Multiple sclerosis: B cells . . .
The Canadian B Cells in MS team has published work identifying a subtype of B cell that was important in the progression of multiple sclerosis (MS). B cells are one of the major cell types of the adaptive immune system and are best known for their function producing antibodies. But recent work has suggested that just as different subtypes of T cells have been identified, there are different kinds of B cells. In their experiments, the authors identified one such subtype that activated pro-inflammatory myeloid responses and was more frequent in MS patients than in healthy controls. When B cells were depleted and allowed to reconstitute themselves in MS patients, the proportion of pro-inflammatory cells was less after depletion. "These data implicate a pro-inflammatory B cell/myeloid cell axis in disease and underscore the rationale for selective targeting of distinct B cell populations in MS and other human autoimmune diseases," the authors wrote. Their work appeared in the Oct. 21, 2015, issue of Science Translational Medicine.
. . . And dietary fatty acids
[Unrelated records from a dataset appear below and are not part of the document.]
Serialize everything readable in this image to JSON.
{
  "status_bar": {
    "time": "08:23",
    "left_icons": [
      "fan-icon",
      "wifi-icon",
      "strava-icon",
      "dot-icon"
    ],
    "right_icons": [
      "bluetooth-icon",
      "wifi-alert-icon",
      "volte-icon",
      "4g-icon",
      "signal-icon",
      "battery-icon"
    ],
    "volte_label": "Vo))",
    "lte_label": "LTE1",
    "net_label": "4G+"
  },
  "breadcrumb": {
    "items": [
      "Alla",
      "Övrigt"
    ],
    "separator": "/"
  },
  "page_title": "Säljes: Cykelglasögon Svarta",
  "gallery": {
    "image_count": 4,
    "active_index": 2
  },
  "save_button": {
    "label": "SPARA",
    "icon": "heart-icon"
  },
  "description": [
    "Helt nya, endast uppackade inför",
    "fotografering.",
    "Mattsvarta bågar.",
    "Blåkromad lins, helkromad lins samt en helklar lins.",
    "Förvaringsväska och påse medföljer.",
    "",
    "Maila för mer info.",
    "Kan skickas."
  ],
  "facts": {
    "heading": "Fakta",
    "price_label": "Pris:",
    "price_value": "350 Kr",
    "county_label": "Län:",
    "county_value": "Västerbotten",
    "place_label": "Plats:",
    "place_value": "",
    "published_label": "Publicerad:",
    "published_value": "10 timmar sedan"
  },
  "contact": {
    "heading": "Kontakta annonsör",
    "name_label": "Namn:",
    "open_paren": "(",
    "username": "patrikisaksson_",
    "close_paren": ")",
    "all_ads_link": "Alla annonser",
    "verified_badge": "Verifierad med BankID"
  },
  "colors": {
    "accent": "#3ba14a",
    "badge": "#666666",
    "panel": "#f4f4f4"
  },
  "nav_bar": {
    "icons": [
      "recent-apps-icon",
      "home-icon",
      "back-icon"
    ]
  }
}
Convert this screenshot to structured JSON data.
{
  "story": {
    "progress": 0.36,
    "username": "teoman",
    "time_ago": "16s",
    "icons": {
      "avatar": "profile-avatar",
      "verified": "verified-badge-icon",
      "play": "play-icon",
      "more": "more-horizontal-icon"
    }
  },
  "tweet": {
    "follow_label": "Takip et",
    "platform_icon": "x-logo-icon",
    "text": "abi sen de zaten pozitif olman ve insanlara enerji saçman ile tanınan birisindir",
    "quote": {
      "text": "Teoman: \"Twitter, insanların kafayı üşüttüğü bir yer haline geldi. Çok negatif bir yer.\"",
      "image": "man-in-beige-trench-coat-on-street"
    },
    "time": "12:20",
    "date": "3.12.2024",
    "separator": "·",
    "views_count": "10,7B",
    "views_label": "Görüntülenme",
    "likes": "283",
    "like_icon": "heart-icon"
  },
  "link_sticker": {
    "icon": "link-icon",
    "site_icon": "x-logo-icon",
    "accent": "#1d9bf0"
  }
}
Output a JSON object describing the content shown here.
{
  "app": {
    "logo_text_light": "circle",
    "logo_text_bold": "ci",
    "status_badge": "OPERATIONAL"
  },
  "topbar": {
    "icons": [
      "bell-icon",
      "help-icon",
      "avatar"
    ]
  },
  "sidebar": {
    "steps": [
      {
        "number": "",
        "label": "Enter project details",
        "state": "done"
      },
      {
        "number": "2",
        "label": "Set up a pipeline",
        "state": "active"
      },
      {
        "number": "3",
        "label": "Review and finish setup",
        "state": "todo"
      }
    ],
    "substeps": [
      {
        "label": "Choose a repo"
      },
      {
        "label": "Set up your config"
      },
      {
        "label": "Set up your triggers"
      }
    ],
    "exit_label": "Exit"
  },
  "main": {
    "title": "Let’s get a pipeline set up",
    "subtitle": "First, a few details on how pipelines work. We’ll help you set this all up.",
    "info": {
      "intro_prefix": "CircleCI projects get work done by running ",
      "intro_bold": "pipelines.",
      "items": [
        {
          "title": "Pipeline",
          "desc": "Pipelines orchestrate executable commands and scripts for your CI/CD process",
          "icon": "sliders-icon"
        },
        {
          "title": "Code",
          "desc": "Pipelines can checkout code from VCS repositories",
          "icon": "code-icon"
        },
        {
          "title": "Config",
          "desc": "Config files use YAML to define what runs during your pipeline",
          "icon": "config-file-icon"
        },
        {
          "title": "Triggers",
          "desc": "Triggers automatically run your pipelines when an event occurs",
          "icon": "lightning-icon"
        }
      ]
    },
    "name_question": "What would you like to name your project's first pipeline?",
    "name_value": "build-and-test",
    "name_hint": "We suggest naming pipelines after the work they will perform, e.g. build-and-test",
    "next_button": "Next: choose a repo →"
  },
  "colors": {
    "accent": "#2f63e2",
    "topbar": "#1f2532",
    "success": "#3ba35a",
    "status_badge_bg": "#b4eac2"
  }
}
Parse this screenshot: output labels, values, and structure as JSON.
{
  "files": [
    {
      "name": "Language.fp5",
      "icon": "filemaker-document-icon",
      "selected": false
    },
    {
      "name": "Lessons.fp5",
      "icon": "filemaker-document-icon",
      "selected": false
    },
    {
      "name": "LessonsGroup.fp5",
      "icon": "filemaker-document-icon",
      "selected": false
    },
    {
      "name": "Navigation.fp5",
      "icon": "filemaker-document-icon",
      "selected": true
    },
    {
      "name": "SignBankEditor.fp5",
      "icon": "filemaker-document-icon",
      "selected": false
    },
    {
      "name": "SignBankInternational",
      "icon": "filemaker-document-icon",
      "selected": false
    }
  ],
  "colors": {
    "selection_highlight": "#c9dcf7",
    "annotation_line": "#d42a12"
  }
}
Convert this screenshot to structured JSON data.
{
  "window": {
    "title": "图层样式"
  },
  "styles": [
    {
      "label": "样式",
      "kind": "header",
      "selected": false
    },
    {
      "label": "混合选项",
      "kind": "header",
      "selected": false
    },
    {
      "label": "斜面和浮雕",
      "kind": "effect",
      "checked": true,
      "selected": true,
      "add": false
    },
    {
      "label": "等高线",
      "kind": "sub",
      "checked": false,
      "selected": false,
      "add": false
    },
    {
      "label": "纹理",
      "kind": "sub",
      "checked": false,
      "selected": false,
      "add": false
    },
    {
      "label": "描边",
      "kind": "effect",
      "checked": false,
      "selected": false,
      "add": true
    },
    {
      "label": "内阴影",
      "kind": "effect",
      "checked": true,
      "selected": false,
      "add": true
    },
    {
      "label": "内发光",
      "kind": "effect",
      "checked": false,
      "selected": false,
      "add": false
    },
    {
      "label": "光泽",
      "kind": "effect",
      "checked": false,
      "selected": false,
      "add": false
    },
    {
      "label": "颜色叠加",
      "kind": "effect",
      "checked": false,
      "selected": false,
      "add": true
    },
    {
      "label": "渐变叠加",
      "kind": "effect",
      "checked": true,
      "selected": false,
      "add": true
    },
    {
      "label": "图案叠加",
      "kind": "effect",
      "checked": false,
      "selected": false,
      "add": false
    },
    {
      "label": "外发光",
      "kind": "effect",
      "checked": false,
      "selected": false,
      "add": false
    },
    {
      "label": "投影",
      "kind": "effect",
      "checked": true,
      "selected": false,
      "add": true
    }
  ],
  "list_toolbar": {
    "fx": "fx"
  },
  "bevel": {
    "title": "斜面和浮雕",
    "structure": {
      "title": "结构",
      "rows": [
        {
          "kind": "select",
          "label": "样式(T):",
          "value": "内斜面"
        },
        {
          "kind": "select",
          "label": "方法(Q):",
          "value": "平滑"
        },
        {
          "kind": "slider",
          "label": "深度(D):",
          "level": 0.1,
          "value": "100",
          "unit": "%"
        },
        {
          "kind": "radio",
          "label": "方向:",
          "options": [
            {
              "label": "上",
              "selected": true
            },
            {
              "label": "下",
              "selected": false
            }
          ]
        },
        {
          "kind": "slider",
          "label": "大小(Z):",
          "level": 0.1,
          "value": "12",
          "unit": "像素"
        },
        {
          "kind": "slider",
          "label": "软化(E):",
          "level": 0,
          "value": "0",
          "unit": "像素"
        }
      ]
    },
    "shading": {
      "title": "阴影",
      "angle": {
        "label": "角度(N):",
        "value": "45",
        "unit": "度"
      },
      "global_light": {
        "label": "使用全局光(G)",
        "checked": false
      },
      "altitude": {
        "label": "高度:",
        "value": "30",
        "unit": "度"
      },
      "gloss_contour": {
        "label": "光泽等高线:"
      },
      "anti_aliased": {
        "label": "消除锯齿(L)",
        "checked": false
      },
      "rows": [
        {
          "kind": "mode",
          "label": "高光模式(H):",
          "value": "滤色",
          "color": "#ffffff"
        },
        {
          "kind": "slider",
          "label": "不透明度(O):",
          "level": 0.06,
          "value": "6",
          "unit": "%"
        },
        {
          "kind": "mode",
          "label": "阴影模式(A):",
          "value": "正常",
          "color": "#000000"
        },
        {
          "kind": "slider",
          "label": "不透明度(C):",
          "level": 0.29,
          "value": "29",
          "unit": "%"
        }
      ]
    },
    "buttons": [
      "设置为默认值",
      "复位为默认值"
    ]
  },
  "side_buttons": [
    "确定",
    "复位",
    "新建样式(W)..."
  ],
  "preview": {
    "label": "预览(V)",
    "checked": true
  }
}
A group from the German Ruhr-University Bochum and University of Erlangen has identified a direct effect of dietary fatty acids on the progression of experimental autoimmune encephalitis, an animal model of multiple sclerosis. The gut microbiome is increasingly being recognized as important for immune system development, and the authors showed that the type of fatty acids consumed affected the type of T cell that predominated in the animals. Specifically, dietary short-chain fatty acids promoted the development of regulatory T cells, while long-chain fatty acids led to higher levels of pathogenic T cells. "These data demonstrate a direct dietary impact on intestinal-specific, and subsequently central nervous system-specific, [T] cell responses in autoimmunity, and thus might have therapeutic implications for autoimmune diseases such as multiple sclerosis," the authors concluded. They published their results in the Oct. 22, 2015, online issue of Immunity.
Cancer drug for Parkinson's disease?
Researchers from Georgetown University Medical Center reported that the chronic myelogenous leukemia drug Tasigna (nilotinib, Novartis AG) improved symptoms of Parkinson's disease (PD). In the phase I trial of 12 patients, researchers observed "meaningful clinical improvement" of both motor and nonmotor symptoms in 10 patients. There was also a significant reduction in several PD biomarkers. Nilotinib is a tyrosine kinase inhibitor, but part of its activity stems from its activation of autophagy, a cellular disposal process that apparently reduced the levels of toxic protein aggregates that are a key feature of neurodegenerative disease. The authors plan additional clinical studies of the drug in patients with Parkinson's disease and Lewy body dementia, which has similar symptoms to Parkinson's but also some features of Alzheimer's disease.